Russia had few additional BTGs to replace those lost and by the end of March the Ukrainians were counter attacking and retaking Russian controlled towns and villages. The Russian supply lines were under attack day and night. The night attacks were effective because of the use of a small Ukrainian UAV equipped with GPS, a night vision camera, a laser range finder and a link to a nearby artillery unit via Starlink. The UAV patrolled Russian supply routes at night and, when a convoy was spotted trying the move safely in the dark, the artillery unit had the continually updated location of the trucks. That enabled the Ukrainians to fire at the convoy and destroy many of the vehicles while demoralizing the survivors who didn’t believe the Ukrainians could detect them in the dark and call-in accurate artillery fire.
The Russians never expected something like this and, once they figured out how this worked, had another reason negotiate peace. The Russians offered to leave but keep some of the Ukrainian territory they already occupied, like the Donbas (portions of two provinces in eastern Ukraine) and the Crimean Peninsula, both of which Russia seized in 2014. The Ukrainians demanded the Russians get out completely. In the meantime, Ukrainians keep attacking and inflicting casualties and equipment losses as well as starving Russian units in Ukraine of essential supplies.
The donor nations continue their aid shipments and are adding new items, like NATO AWACS (Aircraft Warning and Control) aircraft operating over Poland and Romania near the Ukrainian border to detect and track hundreds of aircraft in the air up to 400 kilometers away. This enables the AWACS to cover most of the primary combat zones and pass the information on to the Ukrainian forces. This is also done with photo satellite surveillance but the AWACS data is real-time while the satellite photos are hours or days old. Adjacent NATO countries also supply medical facilities for badly wounded Ukrainian troops as well as civilians and refuge for millions of Ukrainians who have fled the fighting. The aid is usually flown into Poland where Ukrainian trucks or railroad trains take it across the border to weapons distribution centers.

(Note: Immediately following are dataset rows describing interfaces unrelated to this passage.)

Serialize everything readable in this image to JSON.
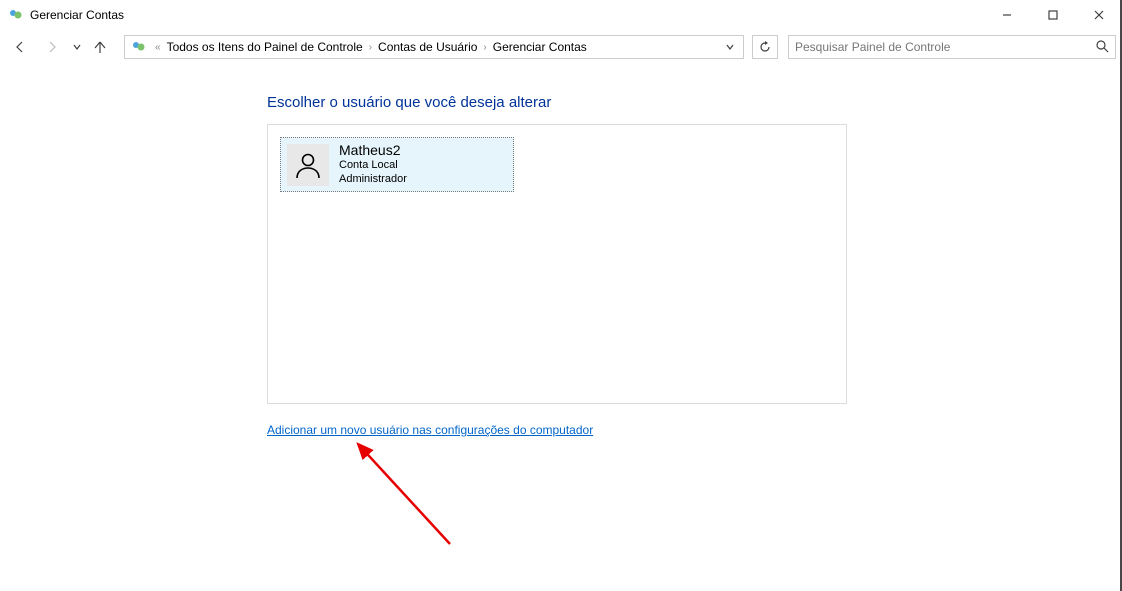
{
  "window": {
    "title": "Gerenciar Contas"
  },
  "breadcrumb": {
    "prefix": "«",
    "items": [
      "Todos os Itens do Painel de Controle",
      "Contas de Usuário",
      "Gerenciar Contas"
    ]
  },
  "search": {
    "placeholder": "Pesquisar Painel de Controle"
  },
  "main": {
    "heading": "Escolher o usuário que você deseja alterar",
    "accounts": [
      {
        "name": "Matheus2",
        "type": "Conta Local",
        "role": "Administrador"
      }
    ],
    "add_user_link": "Adicionar um novo usuário nas configurações do computador"
  }
}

NATO also took the lead imposing unprecedented economic sanctions on Russia. These sanctions were immediately felt by all Russians. In short, the extent of the resistance to the Russian invasion was far greater than the Russians, and many Ukrainians expected. How soon this will end the war is still uncertain but the donor nations now know how well their weapons work against modern combat vehicles manned by well-trained troops. The world and Russia now know how overrated Russian armed forces are. This is a lesson for every country.